U-Huh was followed by a mix to Hermitude’s Hyper Paradise, bold yellow and black graphics dancing on stage, complimenting Maidza’s bright yellow top and red ski pants. “This is so much fun; I hope you guys are having fun!” she said before her last two songs `. We yelled at the top of our lungs: “Cause I keep moving / I keep moving / I keep moving along / Stuck in the simulation” to finish off her dynamic set.
In-between the main acts on the live stage, Sydney-Based DJ Royal who had played the previous night, was mixing a diverse range of tunes to keep us going. Everything from electronic to classic rock songs, with the likes of Good Charlotte (screaming out “I DON’T WANNA BE IN LOVE” like it was 2007) and The Killers catching us off-guard. We sung along to an infectious mix of Mr. Brightside, as a group of overly enthusiastic punters danced around topless. Another sneaky dude managed to get up on the stage and start filming with his phone, the guys setting up for Gang Of Youths totally oblivious to this dude walking around on stage and doing the running man before promptly jumping off into the crowd, never to be seen again.

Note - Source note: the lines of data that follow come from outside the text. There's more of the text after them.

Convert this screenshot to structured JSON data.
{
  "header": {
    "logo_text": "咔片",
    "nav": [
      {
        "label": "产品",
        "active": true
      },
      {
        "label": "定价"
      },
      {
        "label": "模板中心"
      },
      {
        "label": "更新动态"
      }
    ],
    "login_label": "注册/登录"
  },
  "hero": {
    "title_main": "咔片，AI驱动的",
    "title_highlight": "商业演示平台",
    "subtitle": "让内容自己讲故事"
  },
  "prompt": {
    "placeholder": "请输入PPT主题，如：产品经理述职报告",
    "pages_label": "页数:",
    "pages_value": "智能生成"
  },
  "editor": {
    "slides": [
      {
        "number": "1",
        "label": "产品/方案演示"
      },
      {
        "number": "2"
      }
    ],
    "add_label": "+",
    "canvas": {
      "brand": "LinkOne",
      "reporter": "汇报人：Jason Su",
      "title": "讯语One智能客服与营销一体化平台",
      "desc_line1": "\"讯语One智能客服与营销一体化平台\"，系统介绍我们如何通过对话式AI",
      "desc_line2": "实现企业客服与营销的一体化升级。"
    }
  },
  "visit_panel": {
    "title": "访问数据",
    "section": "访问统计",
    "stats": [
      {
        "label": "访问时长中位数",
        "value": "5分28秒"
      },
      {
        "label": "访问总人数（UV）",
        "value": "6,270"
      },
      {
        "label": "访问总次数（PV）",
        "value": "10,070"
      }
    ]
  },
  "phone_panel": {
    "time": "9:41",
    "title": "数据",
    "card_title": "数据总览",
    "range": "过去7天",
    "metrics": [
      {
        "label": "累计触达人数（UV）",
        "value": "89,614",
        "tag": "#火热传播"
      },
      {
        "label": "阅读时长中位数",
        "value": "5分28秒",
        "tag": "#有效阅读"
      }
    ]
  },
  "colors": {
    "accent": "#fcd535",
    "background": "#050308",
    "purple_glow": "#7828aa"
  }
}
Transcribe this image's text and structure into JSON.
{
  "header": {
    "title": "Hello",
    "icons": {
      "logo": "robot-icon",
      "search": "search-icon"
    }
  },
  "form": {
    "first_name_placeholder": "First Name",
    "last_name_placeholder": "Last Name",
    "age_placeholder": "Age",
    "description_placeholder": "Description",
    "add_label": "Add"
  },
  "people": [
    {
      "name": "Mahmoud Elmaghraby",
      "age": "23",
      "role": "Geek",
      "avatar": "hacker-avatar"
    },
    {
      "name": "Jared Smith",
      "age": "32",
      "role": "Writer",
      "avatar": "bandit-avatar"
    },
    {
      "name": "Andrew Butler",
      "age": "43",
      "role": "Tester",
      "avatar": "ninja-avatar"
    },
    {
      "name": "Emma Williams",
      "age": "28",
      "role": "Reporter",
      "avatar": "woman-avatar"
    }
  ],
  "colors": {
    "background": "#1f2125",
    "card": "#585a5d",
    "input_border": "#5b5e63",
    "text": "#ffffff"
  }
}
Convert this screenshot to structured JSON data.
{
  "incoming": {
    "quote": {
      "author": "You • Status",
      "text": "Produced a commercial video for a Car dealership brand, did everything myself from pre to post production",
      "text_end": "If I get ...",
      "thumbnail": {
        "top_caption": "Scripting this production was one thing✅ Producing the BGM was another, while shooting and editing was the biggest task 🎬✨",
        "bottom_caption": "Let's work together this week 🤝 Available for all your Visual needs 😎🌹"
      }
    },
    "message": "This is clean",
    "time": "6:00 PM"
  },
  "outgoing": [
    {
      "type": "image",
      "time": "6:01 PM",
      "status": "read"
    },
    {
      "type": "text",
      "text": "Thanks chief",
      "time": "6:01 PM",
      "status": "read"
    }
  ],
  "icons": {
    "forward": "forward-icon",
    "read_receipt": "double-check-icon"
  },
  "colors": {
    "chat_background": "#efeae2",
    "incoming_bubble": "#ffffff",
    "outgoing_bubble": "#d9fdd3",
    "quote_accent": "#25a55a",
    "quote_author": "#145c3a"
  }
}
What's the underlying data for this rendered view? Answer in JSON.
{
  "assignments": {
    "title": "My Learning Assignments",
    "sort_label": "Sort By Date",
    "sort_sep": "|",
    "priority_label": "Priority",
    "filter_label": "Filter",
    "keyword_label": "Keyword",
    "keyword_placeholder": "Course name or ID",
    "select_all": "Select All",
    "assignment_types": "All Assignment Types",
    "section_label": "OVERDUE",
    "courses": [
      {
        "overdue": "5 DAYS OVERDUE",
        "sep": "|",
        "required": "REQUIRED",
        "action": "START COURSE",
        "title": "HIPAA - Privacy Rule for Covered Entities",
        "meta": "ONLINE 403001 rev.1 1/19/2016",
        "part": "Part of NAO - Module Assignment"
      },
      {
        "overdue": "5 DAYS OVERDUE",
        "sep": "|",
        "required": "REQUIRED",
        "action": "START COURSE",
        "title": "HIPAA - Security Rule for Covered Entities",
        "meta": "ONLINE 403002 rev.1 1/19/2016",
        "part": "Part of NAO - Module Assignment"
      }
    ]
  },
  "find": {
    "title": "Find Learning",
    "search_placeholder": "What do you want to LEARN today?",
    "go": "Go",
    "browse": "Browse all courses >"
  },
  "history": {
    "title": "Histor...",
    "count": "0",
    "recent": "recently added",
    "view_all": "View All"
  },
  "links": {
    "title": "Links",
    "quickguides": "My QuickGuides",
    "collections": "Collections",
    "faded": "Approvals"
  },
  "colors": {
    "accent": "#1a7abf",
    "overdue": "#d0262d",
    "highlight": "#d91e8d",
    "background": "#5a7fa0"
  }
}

The headline act Gang Of Youths came around quicker than expected; the night had gone way too fast! Consisting of frontman David Le’aupepe, Max Dunn on bass guitar, Jung Kim on keyboards and guitar, Joji Malani on lead guitar and Donnie Borzestowski on drums, the gents were still on a high from their second LP Go Farther In Lightness knocking Paul Kelly off the #1 spot on the ARIA album charts. A classical composition reverberated around the natural amphitheatre as they took their places and sharp gold light projected off the stage, mesmerising and theatrical. Le’aupepe danced around for the first song, What Can I Do If the Fire Goes Out? while an iconic heartbeat graphic took our the screen centre-piece behind. A few songs in, they play a new song from their latest album, The Heart Is A Muscle. The crowd loved it, twirling and swaying, already learning the lyrics to sing along.
The Deepest Signs, The Frankest Shadows was followed explosively by Magnolia, seeing every single person singing along. As always, to our glee, Le’aupepe emulated the iconic dance moves from Magnolia’s video clip, heartily flicking his curly hair side to side. Afterwards, he beckoned out “[Jindabyne] We love you, we love you, we love you,” over and over to a heart warmed crowd. “It’s cold outside Jindabyne, but our hearts are warm,” he yelled as Gang Of Youths played the last song for the night, Vital Signs, which was matched by bright pink and orange lights and exploding fireworks.
Not quite ready to call the weekend quits, we manage to run from Gang Of Youths to catch the last of Oski’s set. He had the crowd vigorously jumping around while he rocked an all-orange jumpsuit and orange cap to match. He mixed Flux Pavillion’s: I Can’t Stop with unique static TV graphics flickering behind while everyone danced in their own little realm of space. Finishing on a heavy drum’n’base mix of the Backstreet Boys, the crowd went mental; an animated end to an insane two days of brilliant music, hot chocolate, skiing, dancing and frozen fingers.